═════ Provided data

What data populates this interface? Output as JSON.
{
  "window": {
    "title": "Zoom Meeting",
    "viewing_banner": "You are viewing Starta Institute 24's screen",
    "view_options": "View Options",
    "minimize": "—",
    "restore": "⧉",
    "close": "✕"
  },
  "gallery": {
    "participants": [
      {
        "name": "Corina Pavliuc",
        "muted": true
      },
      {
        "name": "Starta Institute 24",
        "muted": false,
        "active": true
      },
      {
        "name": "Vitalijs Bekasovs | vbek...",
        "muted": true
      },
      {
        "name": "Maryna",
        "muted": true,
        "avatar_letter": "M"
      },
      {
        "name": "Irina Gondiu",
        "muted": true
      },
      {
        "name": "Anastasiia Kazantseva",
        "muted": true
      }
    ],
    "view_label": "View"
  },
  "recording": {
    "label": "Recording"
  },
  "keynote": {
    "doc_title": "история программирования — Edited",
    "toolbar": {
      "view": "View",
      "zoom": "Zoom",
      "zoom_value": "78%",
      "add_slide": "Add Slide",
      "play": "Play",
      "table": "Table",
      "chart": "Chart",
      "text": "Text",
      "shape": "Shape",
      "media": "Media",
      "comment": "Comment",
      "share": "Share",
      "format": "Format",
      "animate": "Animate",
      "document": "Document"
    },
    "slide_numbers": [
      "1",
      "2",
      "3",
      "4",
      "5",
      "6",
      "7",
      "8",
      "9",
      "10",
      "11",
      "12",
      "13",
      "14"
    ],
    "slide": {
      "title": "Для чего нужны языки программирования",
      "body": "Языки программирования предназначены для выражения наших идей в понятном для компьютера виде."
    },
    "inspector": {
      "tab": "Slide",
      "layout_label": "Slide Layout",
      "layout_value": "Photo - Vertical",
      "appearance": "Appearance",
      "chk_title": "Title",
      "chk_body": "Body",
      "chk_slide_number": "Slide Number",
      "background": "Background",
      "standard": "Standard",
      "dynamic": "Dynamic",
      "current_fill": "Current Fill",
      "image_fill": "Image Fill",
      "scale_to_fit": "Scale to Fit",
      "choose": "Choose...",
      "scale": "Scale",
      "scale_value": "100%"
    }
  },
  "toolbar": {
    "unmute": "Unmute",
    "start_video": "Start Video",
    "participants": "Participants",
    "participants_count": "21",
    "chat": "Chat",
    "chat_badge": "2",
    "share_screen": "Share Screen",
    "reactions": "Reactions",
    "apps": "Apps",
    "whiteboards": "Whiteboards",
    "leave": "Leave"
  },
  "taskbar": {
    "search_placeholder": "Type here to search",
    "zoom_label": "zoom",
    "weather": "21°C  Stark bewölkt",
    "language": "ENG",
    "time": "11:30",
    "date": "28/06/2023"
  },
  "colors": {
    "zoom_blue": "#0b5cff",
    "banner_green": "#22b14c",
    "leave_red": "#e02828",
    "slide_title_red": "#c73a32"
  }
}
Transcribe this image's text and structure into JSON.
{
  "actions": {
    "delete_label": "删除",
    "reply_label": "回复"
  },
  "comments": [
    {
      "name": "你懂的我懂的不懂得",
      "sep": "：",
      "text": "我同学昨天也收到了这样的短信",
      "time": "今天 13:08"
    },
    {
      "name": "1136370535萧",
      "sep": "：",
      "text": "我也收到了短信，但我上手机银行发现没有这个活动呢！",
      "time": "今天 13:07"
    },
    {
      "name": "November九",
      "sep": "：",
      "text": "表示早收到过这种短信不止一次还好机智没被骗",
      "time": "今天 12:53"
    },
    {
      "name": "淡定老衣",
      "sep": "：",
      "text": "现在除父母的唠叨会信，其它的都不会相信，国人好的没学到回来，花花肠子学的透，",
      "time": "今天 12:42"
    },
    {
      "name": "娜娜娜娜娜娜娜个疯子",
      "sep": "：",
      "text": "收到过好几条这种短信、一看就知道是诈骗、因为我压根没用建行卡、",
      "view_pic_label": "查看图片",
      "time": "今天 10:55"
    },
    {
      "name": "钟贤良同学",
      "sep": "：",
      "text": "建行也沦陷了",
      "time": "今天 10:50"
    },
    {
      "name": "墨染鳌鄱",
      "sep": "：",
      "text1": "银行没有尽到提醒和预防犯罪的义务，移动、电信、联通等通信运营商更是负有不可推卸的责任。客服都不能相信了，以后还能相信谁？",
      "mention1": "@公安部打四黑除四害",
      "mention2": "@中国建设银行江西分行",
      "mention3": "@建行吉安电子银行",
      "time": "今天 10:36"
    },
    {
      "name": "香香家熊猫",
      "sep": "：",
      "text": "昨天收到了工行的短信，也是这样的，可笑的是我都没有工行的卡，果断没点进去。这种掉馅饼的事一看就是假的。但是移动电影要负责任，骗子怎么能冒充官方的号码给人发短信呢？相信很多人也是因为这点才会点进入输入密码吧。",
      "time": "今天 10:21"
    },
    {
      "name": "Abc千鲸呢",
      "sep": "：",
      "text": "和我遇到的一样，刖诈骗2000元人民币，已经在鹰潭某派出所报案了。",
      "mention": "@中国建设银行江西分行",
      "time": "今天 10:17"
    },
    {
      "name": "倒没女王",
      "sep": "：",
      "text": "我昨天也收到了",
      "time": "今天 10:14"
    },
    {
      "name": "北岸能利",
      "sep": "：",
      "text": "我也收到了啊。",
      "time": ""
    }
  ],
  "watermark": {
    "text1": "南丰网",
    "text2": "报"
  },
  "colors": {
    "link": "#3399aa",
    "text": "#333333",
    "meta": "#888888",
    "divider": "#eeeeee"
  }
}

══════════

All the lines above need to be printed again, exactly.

[Solution to this exercise]
What data populates this interface? Output as JSON.
{
  "window": {
    "title": "Zoom Meeting",
    "viewing_banner": "You are viewing Starta Institute 24's screen",
    "view_options": "View Options",
    "minimize": "—",
    "restore": "⧉",
    "close": "✕"
  },
  "gallery": {
    "participants": [
      {
        "name": "Corina Pavliuc",
        "muted": true
      },
      {
        "name": "Starta Institute 24",
        "muted": false,
        "active": true
      },
      {
        "name": "Vitalijs Bekasovs | vbek...",
        "muted": true
      },
      {
        "name": "Maryna",
        "muted": true,
        "avatar_letter": "M"
      },
      {
        "name": "Irina Gondiu",
        "muted": true
      },
      {
        "name": "Anastasiia Kazantseva",
        "muted": true
      }
    ],
    "view_label": "View"
  },
  "recording": {
    "label": "Recording"
  },
  "keynote": {
    "doc_title": "история программирования — Edited",
    "toolbar": {
      "view": "View",
      "zoom": "Zoom",
      "zoom_value": "78%",
      "add_slide": "Add Slide",
      "play": "Play",
      "table": "Table",
      "chart": "Chart",
      "text": "Text",
      "shape": "Shape",
      "media": "Media",
      "comment": "Comment",
      "share": "Share",
      "format": "Format",
      "animate": "Animate",
      "document": "Document"
    },
    "slide_numbers": [
      "1",
      "2",
      "3",
      "4",
      "5",
      "6",
      "7",
      "8",
      "9",
      "10",
      "11",
      "12",
      "13",
      "14"
    ],
    "slide": {
      "title": "Для чего нужны языки программирования",
      "body": "Языки программирования предназначены для выражения наших идей в понятном для компьютера виде."
    },
    "inspector": {
      "tab": "Slide",
      "layout_label": "Slide Layout",
      "layout_value": "Photo - Vertical",
      "appearance": "Appearance",
      "chk_title": "Title",
      "chk_body": "Body",
      "chk_slide_number": "Slide Number",
      "background": "Background",
      "standard": "Standard",
      "dynamic": "Dynamic",
      "current_fill": "Current Fill",
      "image_fill": "Image Fill",
      "scale_to_fit": "Scale to Fit",
      "choose": "Choose...",
      "scale": "Scale",
      "scale_value": "100%"
    }
  },
  "toolbar": {
    "unmute": "Unmute",
    "start_video": "Start Video",
    "participants": "Participants",
    "participants_count": "21",
    "chat": "Chat",
    "chat_badge": "2",
    "share_screen": "Share Screen",
    "reactions": "Reactions",
    "apps": "Apps",
    "whiteboards": "Whiteboards",
    "leave": "Leave"
  },
  "taskbar": {
    "search_placeholder": "Type here to search",
    "zoom_label": "zoom",
    "weather": "21°C  Stark bewölkt",
    "language": "ENG",
    "time": "11:30",
    "date": "28/06/2023"
  },
  "colors": {
    "zoom_blue": "#0b5cff",
    "banner_green": "#22b14c",
    "leave_red": "#e02828",
    "slide_title_red": "#c73a32"
  }
}
Transcribe this image's text and structure into JSON.
{
  "actions": {
    "delete_label": "删除",
    "reply_label": "回复"
  },
  "comments": [
    {
      "name": "你懂的我懂的不懂得",
      "sep": "：",
      "text": "我同学昨天也收到了这样的短信",
      "time": "今天 13:08"
    },
    {
      "name": "1136370535萧",
      "sep": "：",
      "text": "我也收到了短信，但我上手机银行发现没有这个活动呢！",
      "time": "今天 13:07"
    },
    {
      "name": "November九",
      "sep": "：",
      "text": "表示早收到过这种短信不止一次还好机智没被骗",
      "time": "今天 12:53"
    },
    {
      "name": "淡定老衣",
      "sep": "：",
      "text": "现在除父母的唠叨会信，其它的都不会相信，国人好的没学到回来，花花肠子学的透，",
      "time": "今天 12:42"
    },
    {
      "name": "娜娜娜娜娜娜娜个疯子",
      "sep": "：",
      "text": "收到过好几条这种短信、一看就知道是诈骗、因为我压根没用建行卡、",
      "view_pic_label": "查看图片",
      "time": "今天 10:55"
    },
    {
      "name": "钟贤良同学",
      "sep": "：",
      "text": "建行也沦陷了",
      "time": "今天 10:50"
    },
    {
      "name": "墨染鳌鄱",
      "sep": "：",
      "text1": "银行没有尽到提醒和预防犯罪的义务，移动、电信、联通等通信运营商更是负有不可推卸的责任。客服都不能相信了，以后还能相信谁？",
      "mention1": "@公安部打四黑除四害",
      "mention2": "@中国建设银行江西分行",
      "mention3": "@建行吉安电子银行",
      "time": "今天 10:36"
    },
    {
      "name": "香香家熊猫",
      "sep": "：",
      "text": "昨天收到了工行的短信，也是这样的，可笑的是我都没有工行的卡，果断没点进去。这种掉馅饼的事一看就是假的。但是移动电影要负责任，骗子怎么能冒充官方的号码给人发短信呢？相信很多人也是因为这点才会点进入输入密码吧。",
      "time": "今天 10:21"
    },
    {
      "name": "Abc千鲸呢",
      "sep": "：",
      "text": "和我遇到的一样，刖诈骗2000元人民币，已经在鹰潭某派出所报案了。",
      "mention": "@中国建设银行江西分行",
      "time": "今天 10:17"
    },
    {
      "name": "倒没女王",
      "sep": "：",
      "text": "我昨天也收到了",
      "time": "今天 10:14"
    },
    {
      "name": "北岸能利",
      "sep": "：",
      "text": "我也收到了啊。",
      "time": ""
    }
  ],
  "watermark": {
    "text1": "南丰网",
    "text2": "报"
  },
  "colors": {
    "link": "#3399aa",
    "text": "#333333",
    "meta": "#888888",
    "divider": "#eeeeee"
  }
}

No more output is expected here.